The Crown of the Queen of Serpents July 21, 2012Author: Beach Combing | in : Modern , trackback
A curious little episode from a very obscure English autobiography. The individual being described here is August de Haxthausen (obit 1866), friend of the brothers Grimm. De Haxthausen ended up in Britain in the 1840s in the house of a little girl, Janet Ross, who would become one of Beach’s favourite cookery book writers: but that’s another story. The following is taken from Janet’s autobiography:
Another visitor at Weybridge who impressed me deeply was M. de Haxthausen.
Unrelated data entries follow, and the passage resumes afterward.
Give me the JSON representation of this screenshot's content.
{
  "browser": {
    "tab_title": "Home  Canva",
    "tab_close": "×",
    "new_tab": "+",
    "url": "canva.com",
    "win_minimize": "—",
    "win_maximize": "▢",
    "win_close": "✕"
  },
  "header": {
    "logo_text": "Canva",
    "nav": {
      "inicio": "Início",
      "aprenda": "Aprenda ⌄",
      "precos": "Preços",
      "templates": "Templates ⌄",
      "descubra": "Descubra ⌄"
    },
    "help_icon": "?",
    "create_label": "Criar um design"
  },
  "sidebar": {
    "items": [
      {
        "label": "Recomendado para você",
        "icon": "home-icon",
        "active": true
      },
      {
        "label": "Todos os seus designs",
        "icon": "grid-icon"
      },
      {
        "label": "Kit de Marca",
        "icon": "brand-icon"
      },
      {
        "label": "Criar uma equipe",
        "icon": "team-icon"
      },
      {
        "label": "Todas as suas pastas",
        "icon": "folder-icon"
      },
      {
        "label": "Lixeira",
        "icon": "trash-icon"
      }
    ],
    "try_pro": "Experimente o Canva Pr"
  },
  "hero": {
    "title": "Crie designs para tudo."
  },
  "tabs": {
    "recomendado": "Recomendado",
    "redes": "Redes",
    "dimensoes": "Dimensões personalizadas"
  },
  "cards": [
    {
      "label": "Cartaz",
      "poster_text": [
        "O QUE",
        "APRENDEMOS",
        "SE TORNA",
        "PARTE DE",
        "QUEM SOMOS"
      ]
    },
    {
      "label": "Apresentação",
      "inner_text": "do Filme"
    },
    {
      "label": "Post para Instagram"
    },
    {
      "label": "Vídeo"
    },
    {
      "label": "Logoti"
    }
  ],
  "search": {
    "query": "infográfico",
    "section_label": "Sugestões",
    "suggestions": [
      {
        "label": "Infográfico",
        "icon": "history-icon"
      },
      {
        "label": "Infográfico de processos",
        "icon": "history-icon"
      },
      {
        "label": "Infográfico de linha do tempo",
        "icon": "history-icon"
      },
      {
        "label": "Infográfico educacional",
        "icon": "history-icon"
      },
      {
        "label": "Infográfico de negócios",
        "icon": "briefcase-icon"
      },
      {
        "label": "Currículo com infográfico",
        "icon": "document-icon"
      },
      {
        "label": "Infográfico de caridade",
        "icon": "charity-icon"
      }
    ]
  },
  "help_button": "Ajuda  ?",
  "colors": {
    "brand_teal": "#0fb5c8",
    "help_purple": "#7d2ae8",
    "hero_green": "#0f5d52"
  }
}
Not because he was, as Mrs. Austin said, ‘one of the most remarkable and interesting men I ever met with, whose knowledge of Russia and the East is unequalled in extent and depth,’ but because he told me wild fairy tales, and declared his life and fortune were intimately connected with a little red silk bag he wore suspended round his neck by a gold chain.
Now wild fairy tales are frankly par for the course if a little girl or boy is involved and Janet was young at this date. But the story has a curious intensity and some of the statements of the de Haxthausen suggest that he took the whole thing rather seriously: or at least that he was a very good actor.
This [bag] contained the crown of the Queen of the Serpents, and he gave me a thrilling description of his fight in a burning Eastern gully, with the Serpent Queen. ‘She called her subjects to aid her, with shrill hissing, and the earth became alive with snakes. But I killed, and I killed, and then I ran away with my treasure, followed by a mass of gliding, wriggling creatures. Whoever possesses this crown becomes ruler of all the serpents.’ My mother, with considerable difficulty, persuaded M. de Haxthausen to show his treasure, which was enclosed in a small gold box inside the silk bag. It looked like a miniature crown made of dark amber ; and a doctor who happened to be present declared, after careful examination, that it undoubtedly was a bony excrescence from a reptile, and very probably off the head. M. de Haxthausen was evidently uneasy until his queer necklace was restored to him, and said the serpent’s crown had not been taken out of its box for over twenty years.’
This suggests that de Haxthausen had had this unusual treasure since the 1820s when he was in his twenties or thirties. Did he get it on one of his visits to Russia? Or was he further afield? What is the crown of the queen of serpents in mythology and in fact, (‘a bony excrescence’?): drbeachcombing AT yahoo DOT com
30 July 2012: RR writes in I’d be willing to wager a small sum that the queen’s crown in the article is one segment of a rattler’s rattle. Very similar to a crown’s shape. Howard meanwhile writes: Pure speculation, but I think the text may be describing a sclerotic ring, a ring of bones that supports the eye within the orbit, found in birds, reptiles, dinosaurs, etc. (but oddly not crocodiles). The doctor may indeed have said as much, as the sclerotic ring is indeed a bony “excrescence” from the skull of a reptile. Compare this image of a gecko’s skull from wikimedia. A large, well-preserved sclerotic ring, or perhaps a fossilized sclerotic ring, would be exceedingly rare and fragile, which might help explain de Haxthausen’s reluctance to let people handle it. Thanks to Howard and RR!!